Floods in Boulder: A Study of Resilience
This research examines a potentially catastrophic flooding event in Boulder, Colorado in September 2013. Though the scale of flooding was unprecedented, “only” 10 lives were lost, most infrastructure was maintained, and the recovery has been considered successful. In this study, the Institute for Social and Environmental Transition (ISET) examines Boulder’s demonstrated flood resilience, and how the physical and human systems, as well as legal and cultural norms played into Boulder's flood response.
The physical systems discussed in this report include storm-water drainage, wastewater, potable water, transportation, ecosystems, communications and power. ISET found that:
- Community paths and open space along rivers allowed rivers to overflow their banks with minimal damage.
- Six of the seven roads into the mountains failed because they were all next to rivers; systems are not redundant if they have the same point of failure.
During the 2013 flooding event, legal constraints on assisting undocumented immigrants limited the ability of local government to provide cash assistance for residents who lacked proper documents. Moreover, many undocumented immigrants fear seeking assistance, even for those benefits that are technically available to them. In response, the Long Term Flood Recovery Group created parallel social service structures to meet their needs. However, rules regarding evidence of pre-disaster income continue to inhibit those in the informal economy seeking assistance.
This study also describes the importance of strong social networks and personal relationships for facilitating rapid assistance among neighbors during emergencies, even when such networks lack resources. The authors recommend that social service agencies take an explicit role in advocating for vulnerable groups and promote community-building activities.
BoCo Strong is a community resilience building initiative that was created in the wake of the 2013 flood, and the BoCo Strong network published a county-wide assessment for resilience in 2016. See that report here.
The human systems researched include autonomous and spontaneous activity, non-profit organizations, municipal and county government, state and federal government, emergency responders/emergency information, and the for-profit sector. Findings suggest that:
- Learning from previous disasters directly improved the flood response.
- Self-organized groups mobilized thousands of people, expanded resources, and brought new technologies into the response. This could have been even more effective if existing aid organizations had connected with them early.
The legal and cultural norms addressed are considering land use, land tenure, expectations of government, potential for lawsuits, and undocumented immigrants. The most significant conclusions here are that:

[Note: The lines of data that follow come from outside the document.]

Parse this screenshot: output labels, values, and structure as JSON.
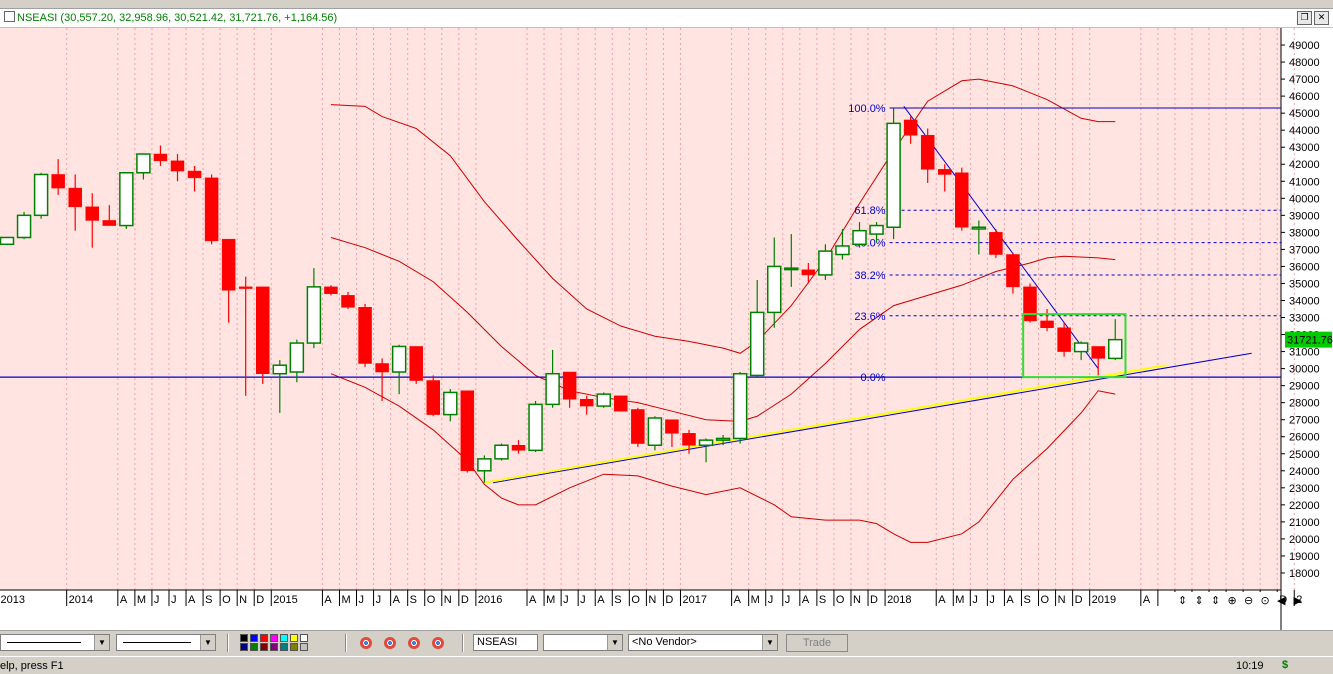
{
  "header": {
    "symbol": "NSEASI",
    "quote": "(30,557.20, 32,958.96, 30,521.42, 31,721.76, +1,164.56)"
  },
  "chart_data": {
    "type": "candlestick",
    "symbol": "NSEASI",
    "interval": "monthly",
    "ylim": [
      17000,
      50000
    ],
    "y_ticks": [
      18000,
      19000,
      20000,
      21000,
      22000,
      23000,
      24000,
      25000,
      26000,
      27000,
      28000,
      29000,
      30000,
      31000,
      32000,
      33000,
      34000,
      35000,
      36000,
      37000,
      38000,
      39000,
      40000,
      41000,
      42000,
      43000,
      44000,
      45000,
      46000,
      47000,
      48000,
      49000
    ],
    "last_price_label": "31721.76",
    "x_labels": [
      {
        "i": 0,
        "t": "2013"
      },
      {
        "i": 4,
        "t": "2014"
      },
      {
        "i": 7,
        "t": "A"
      },
      {
        "i": 8,
        "t": "M"
      },
      {
        "i": 9,
        "t": "J"
      },
      {
        "i": 10,
        "t": "J"
      },
      {
        "i": 11,
        "t": "A"
      },
      {
        "i": 12,
        "t": "S"
      },
      {
        "i": 13,
        "t": "O"
      },
      {
        "i": 14,
        "t": "N"
      },
      {
        "i": 15,
        "t": "D"
      },
      {
        "i": 16,
        "t": "2015"
      },
      {
        "i": 19,
        "t": "A"
      },
      {
        "i": 20,
        "t": "M"
      },
      {
        "i": 21,
        "t": "J"
      },
      {
        "i": 22,
        "t": "J"
      },
      {
        "i": 23,
        "t": "A"
      },
      {
        "i": 24,
        "t": "S"
      },
      {
        "i": 25,
        "t": "O"
      },
      {
        "i": 26,
        "t": "N"
      },
      {
        "i": 27,
        "t": "D"
      },
      {
        "i": 28,
        "t": "2016"
      },
      {
        "i": 31,
        "t": "A"
      },
      {
        "i": 32,
        "t": "M"
      },
      {
        "i": 33,
        "t": "J"
      },
      {
        "i": 34,
        "t": "J"
      },
      {
        "i": 35,
        "t": "A"
      },
      {
        "i": 36,
        "t": "S"
      },
      {
        "i": 37,
        "t": "O"
      },
      {
        "i": 38,
        "t": "N"
      },
      {
        "i": 39,
        "t": "D"
      },
      {
        "i": 40,
        "t": "2017"
      },
      {
        "i": 43,
        "t": "A"
      },
      {
        "i": 44,
        "t": "M"
      },
      {
        "i": 45,
        "t": "J"
      },
      {
        "i": 46,
        "t": "J"
      },
      {
        "i": 47,
        "t": "A"
      },
      {
        "i": 48,
        "t": "S"
      },
      {
        "i": 49,
        "t": "O"
      },
      {
        "i": 50,
        "t": "N"
      },
      {
        "i": 51,
        "t": "D"
      },
      {
        "i": 52,
        "t": "2018"
      },
      {
        "i": 55,
        "t": "A"
      },
      {
        "i": 56,
        "t": "M"
      },
      {
        "i": 57,
        "t": "J"
      },
      {
        "i": 58,
        "t": "J"
      },
      {
        "i": 59,
        "t": "A"
      },
      {
        "i": 60,
        "t": "S"
      },
      {
        "i": 61,
        "t": "O"
      },
      {
        "i": 62,
        "t": "N"
      },
      {
        "i": 63,
        "t": "D"
      },
      {
        "i": 64,
        "t": "2019"
      },
      {
        "i": 67,
        "t": "A"
      },
      {
        "i": 68,
        "t": "M"
      },
      {
        "i": 69,
        "t": "J"
      },
      {
        "i": 70,
        "t": "J"
      },
      {
        "i": 71,
        "t": "A"
      },
      {
        "i": 72,
        "t": "S"
      },
      {
        "i": 73,
        "t": "O"
      },
      {
        "i": 74,
        "t": "N"
      },
      {
        "i": 75,
        "t": "D"
      },
      {
        "i": 76,
        "t": "2"
      }
    ],
    "candles": [
      {
        "i": 0,
        "o": 37300,
        "h": 37700,
        "l": 37300,
        "c": 37700
      },
      {
        "i": 1,
        "o": 37700,
        "h": 39200,
        "l": 37600,
        "c": 39000
      },
      {
        "i": 2,
        "o": 39000,
        "h": 41500,
        "l": 38800,
        "c": 41400
      },
      {
        "i": 3,
        "o": 41400,
        "h": 42300,
        "l": 40200,
        "c": 40600
      },
      {
        "i": 4,
        "o": 40600,
        "h": 41400,
        "l": 38100,
        "c": 39500
      },
      {
        "i": 5,
        "o": 39500,
        "h": 40300,
        "l": 37100,
        "c": 38700
      },
      {
        "i": 6,
        "o": 38700,
        "h": 39600,
        "l": 38400,
        "c": 38400
      },
      {
        "i": 7,
        "o": 38400,
        "h": 41500,
        "l": 38200,
        "c": 41500
      },
      {
        "i": 8,
        "o": 41500,
        "h": 42600,
        "l": 41100,
        "c": 42600
      },
      {
        "i": 9,
        "o": 42600,
        "h": 43100,
        "l": 41900,
        "c": 42200
      },
      {
        "i": 10,
        "o": 42200,
        "h": 42600,
        "l": 41000,
        "c": 41600
      },
      {
        "i": 11,
        "o": 41600,
        "h": 41900,
        "l": 40400,
        "c": 41200
      },
      {
        "i": 12,
        "o": 41200,
        "h": 41400,
        "l": 37300,
        "c": 37500
      },
      {
        "i": 13,
        "o": 37600,
        "h": 37600,
        "l": 32700,
        "c": 34600
      },
      {
        "i": 14,
        "o": 34800,
        "h": 35400,
        "l": 28400,
        "c": 34700
      },
      {
        "i": 15,
        "o": 34800,
        "h": 34800,
        "l": 29100,
        "c": 29700
      },
      {
        "i": 16,
        "o": 29700,
        "h": 30500,
        "l": 27400,
        "c": 30200
      },
      {
        "i": 17,
        "o": 29800,
        "h": 31700,
        "l": 29200,
        "c": 31500
      },
      {
        "i": 18,
        "o": 31500,
        "h": 35900,
        "l": 31200,
        "c": 34800
      },
      {
        "i": 19,
        "o": 34800,
        "h": 34900,
        "l": 34300,
        "c": 34400
      },
      {
        "i": 20,
        "o": 34300,
        "h": 34500,
        "l": 33500,
        "c": 33600
      },
      {
        "i": 21,
        "o": 33600,
        "h": 33800,
        "l": 30100,
        "c": 30300
      },
      {
        "i": 22,
        "o": 30300,
        "h": 30600,
        "l": 28100,
        "c": 29800
      },
      {
        "i": 23,
        "o": 29800,
        "h": 31400,
        "l": 28500,
        "c": 31300
      },
      {
        "i": 24,
        "o": 31300,
        "h": 31300,
        "l": 29100,
        "c": 29300
      },
      {
        "i": 25,
        "o": 29300,
        "h": 29600,
        "l": 27200,
        "c": 27300
      },
      {
        "i": 26,
        "o": 27300,
        "h": 28800,
        "l": 26900,
        "c": 28600
      },
      {
        "i": 27,
        "o": 28700,
        "h": 28700,
        "l": 23900,
        "c": 24000
      },
      {
        "i": 28,
        "o": 24000,
        "h": 24900,
        "l": 23300,
        "c": 24700
      },
      {
        "i": 29,
        "o": 24700,
        "h": 25600,
        "l": 24600,
        "c": 25500
      },
      {
        "i": 30,
        "o": 25500,
        "h": 25800,
        "l": 25000,
        "c": 25200
      },
      {
        "i": 31,
        "o": 25200,
        "h": 28100,
        "l": 25100,
        "c": 27900
      },
      {
        "i": 32,
        "o": 27900,
        "h": 31100,
        "l": 27700,
        "c": 29700
      },
      {
        "i": 33,
        "o": 29800,
        "h": 29800,
        "l": 27700,
        "c": 28200
      },
      {
        "i": 34,
        "o": 28200,
        "h": 28400,
        "l": 27300,
        "c": 27800
      },
      {
        "i": 35,
        "o": 27800,
        "h": 28600,
        "l": 27700,
        "c": 28500
      },
      {
        "i": 36,
        "o": 28400,
        "h": 28400,
        "l": 27500,
        "c": 27500
      },
      {
        "i": 37,
        "o": 27600,
        "h": 27700,
        "l": 25400,
        "c": 25600
      },
      {
        "i": 38,
        "o": 25500,
        "h": 27200,
        "l": 25200,
        "c": 27100
      },
      {
        "i": 39,
        "o": 27000,
        "h": 27000,
        "l": 25400,
        "c": 26200
      },
      {
        "i": 40,
        "o": 26200,
        "h": 26400,
        "l": 25000,
        "c": 25500
      },
      {
        "i": 41,
        "o": 25500,
        "h": 25900,
        "l": 24500,
        "c": 25800
      },
      {
        "i": 42,
        "o": 25800,
        "h": 26100,
        "l": 25500,
        "c": 25900
      },
      {
        "i": 43,
        "o": 25900,
        "h": 29800,
        "l": 25600,
        "c": 29700
      },
      {
        "i": 44,
        "o": 29600,
        "h": 35200,
        "l": 29500,
        "c": 33300
      },
      {
        "i": 45,
        "o": 33300,
        "h": 37700,
        "l": 32400,
        "c": 36000
      },
      {
        "i": 46,
        "o": 35900,
        "h": 37900,
        "l": 34800,
        "c": 35900
      },
      {
        "i": 47,
        "o": 35800,
        "h": 36200,
        "l": 35000,
        "c": 35500
      },
      {
        "i": 48,
        "o": 35500,
        "h": 37300,
        "l": 35200,
        "c": 36900
      },
      {
        "i": 49,
        "o": 36700,
        "h": 38200,
        "l": 36400,
        "c": 37200
      },
      {
        "i": 50,
        "o": 37300,
        "h": 38600,
        "l": 37100,
        "c": 38100
      },
      {
        "i": 51,
        "o": 37900,
        "h": 38600,
        "l": 37400,
        "c": 38400
      },
      {
        "i": 52,
        "o": 38300,
        "h": 45300,
        "l": 37600,
        "c": 44400
      },
      {
        "i": 53,
        "o": 44600,
        "h": 44800,
        "l": 43200,
        "c": 43700
      },
      {
        "i": 54,
        "o": 43700,
        "h": 44100,
        "l": 40900,
        "c": 41700
      },
      {
        "i": 55,
        "o": 41700,
        "h": 42000,
        "l": 40400,
        "c": 41400
      },
      {
        "i": 56,
        "o": 41500,
        "h": 41800,
        "l": 38100,
        "c": 38300
      },
      {
        "i": 57,
        "o": 38200,
        "h": 38700,
        "l": 36700,
        "c": 38300
      },
      {
        "i": 58,
        "o": 38000,
        "h": 38200,
        "l": 36500,
        "c": 36700
      },
      {
        "i": 59,
        "o": 36700,
        "h": 36800,
        "l": 34400,
        "c": 34800
      },
      {
        "i": 60,
        "o": 34800,
        "h": 35000,
        "l": 32700,
        "c": 32800
      },
      {
        "i": 61,
        "o": 32800,
        "h": 33500,
        "l": 32200,
        "c": 32400
      },
      {
        "i": 62,
        "o": 32400,
        "h": 32700,
        "l": 30700,
        "c": 31000
      },
      {
        "i": 63,
        "o": 31000,
        "h": 31600,
        "l": 30500,
        "c": 31500
      },
      {
        "i": 64,
        "o": 31300,
        "h": 31300,
        "l": 29600,
        "c": 30600
      },
      {
        "i": 65,
        "o": 30600,
        "h": 32900,
        "l": 30500,
        "c": 31700
      }
    ],
    "bollinger": {
      "upper": [
        [
          19,
          45500
        ],
        [
          21,
          45400
        ],
        [
          22,
          44800
        ],
        [
          24,
          44100
        ],
        [
          26,
          42500
        ],
        [
          28,
          39800
        ],
        [
          30,
          37500
        ],
        [
          32,
          35300
        ],
        [
          34,
          33500
        ],
        [
          36,
          32500
        ],
        [
          38,
          31900
        ],
        [
          40,
          31600
        ],
        [
          42,
          31200
        ],
        [
          43,
          30900
        ],
        [
          44,
          31600
        ],
        [
          46,
          33700
        ],
        [
          48,
          36400
        ],
        [
          50,
          39700
        ],
        [
          52,
          42800
        ],
        [
          54,
          45700
        ],
        [
          56,
          46900
        ],
        [
          57,
          47000
        ],
        [
          59,
          46600
        ],
        [
          61,
          45800
        ],
        [
          63,
          44700
        ],
        [
          64,
          44500
        ],
        [
          65,
          44500
        ]
      ],
      "middle": [
        [
          19,
          37700
        ],
        [
          21,
          37100
        ],
        [
          23,
          36300
        ],
        [
          25,
          35100
        ],
        [
          27,
          33300
        ],
        [
          29,
          31300
        ],
        [
          31,
          29600
        ],
        [
          33,
          28700
        ],
        [
          35,
          28300
        ],
        [
          37,
          28000
        ],
        [
          39,
          27500
        ],
        [
          41,
          27000
        ],
        [
          43,
          26900
        ],
        [
          44,
          27200
        ],
        [
          46,
          28500
        ],
        [
          48,
          30300
        ],
        [
          50,
          32300
        ],
        [
          52,
          33700
        ],
        [
          54,
          34300
        ],
        [
          56,
          34900
        ],
        [
          58,
          35700
        ],
        [
          60,
          36200
        ],
        [
          61,
          36500
        ],
        [
          62,
          36600
        ],
        [
          64,
          36500
        ],
        [
          65,
          36400
        ]
      ],
      "lower": [
        [
          19,
          29700
        ],
        [
          21,
          28900
        ],
        [
          23,
          27800
        ],
        [
          25,
          26400
        ],
        [
          27,
          24600
        ],
        [
          28,
          23200
        ],
        [
          29,
          22400
        ],
        [
          30,
          22000
        ],
        [
          31,
          22000
        ],
        [
          33,
          23000
        ],
        [
          35,
          23800
        ],
        [
          37,
          23700
        ],
        [
          39,
          23100
        ],
        [
          41,
          22600
        ],
        [
          43,
          23000
        ],
        [
          45,
          22000
        ],
        [
          46,
          21300
        ],
        [
          48,
          21100
        ],
        [
          50,
          21100
        ],
        [
          51,
          20900
        ],
        [
          52,
          20300
        ],
        [
          53,
          19800
        ],
        [
          54,
          19800
        ],
        [
          56,
          20300
        ],
        [
          57,
          21000
        ],
        [
          59,
          23500
        ],
        [
          61,
          25300
        ],
        [
          63,
          27400
        ],
        [
          64,
          28700
        ],
        [
          65,
          28500
        ]
      ]
    },
    "fibonacci": {
      "from_i": 52,
      "to_i": 72,
      "levels": [
        {
          "label": "100.0%",
          "value": 45300
        },
        {
          "label": "61.8%",
          "value": 39300
        },
        {
          "label": "50.0%",
          "value": 37400
        },
        {
          "label": "38.2%",
          "value": 35500
        },
        {
          "label": "23.6%",
          "value": 33100
        },
        {
          "label": "0.0%",
          "value": 29500
        }
      ]
    },
    "horizontal_line": {
      "value": 29500
    },
    "trendlines": [
      {
        "color": "#0000cc",
        "from": {
          "i": 28.5,
          "v": 23300
        },
        "to": {
          "i": 73,
          "v": 30900
        }
      },
      {
        "color": "#ffff00",
        "from": {
          "i": 28,
          "v": 23300
        },
        "to": {
          "i": 68,
          "v": 30200
        }
      },
      {
        "color": "#0000cc",
        "from": {
          "i": 52.6,
          "v": 45400
        },
        "to": {
          "i": 64,
          "v": 30000
        }
      }
    ],
    "highlight_box": {
      "from_i": 59.6,
      "to_i": 65.6,
      "top": 33200,
      "bottom": 29500
    }
  },
  "toolbar": {
    "symbol_field": "NSEASI",
    "vendor_select": "<No Vendor>",
    "trade_label": "Trade",
    "palette": [
      "#000000",
      "#0000ff",
      "#ff0000",
      "#ff00ff",
      "#00ffff",
      "#ffff00",
      "#ffffff",
      "#000080",
      "#008000",
      "#800000",
      "#800080",
      "#008080",
      "#808000",
      "#c0c0c0"
    ]
  },
  "status": {
    "help": "elp, press F1",
    "clock": "10:19",
    "currency": "$"
  },
  "colors": {
    "background": "#ffe4e1",
    "up_body": "#ffffff",
    "up_border": "#008000",
    "down_body": "#ff0000",
    "bands": "#cc0000",
    "fib": "#0000cc",
    "box": "#33dd33"
  }
}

- The culture of individuality gave staff the freedom to take independent action and innovate. This allowed systems to be operated effectively under a wider range of conditions than they were initially designed for.
- In some sectors the potential for lawsuits has put a damper on learning processes and reduced resilience in the recovery.
The report offers further detailed "Key Findings" in the areas of:
1. Victimhood, Voluntarism, and Agency
2. Planning and Investment Pays
3. A Strong Social Service Sector Increases Responsiveness
4. Learning is Critical to Building Resilience
5. Relationships and Connectivity
6. Organizations and Safety Nets have Limits
7. Limits of Our Imagination
Publication Date: April 2014
Authors or Affiliated Users:
- Karen MacClune
- Chris Allan
- Kanmani Venkateswaran
- Lea Sabbag
- Case study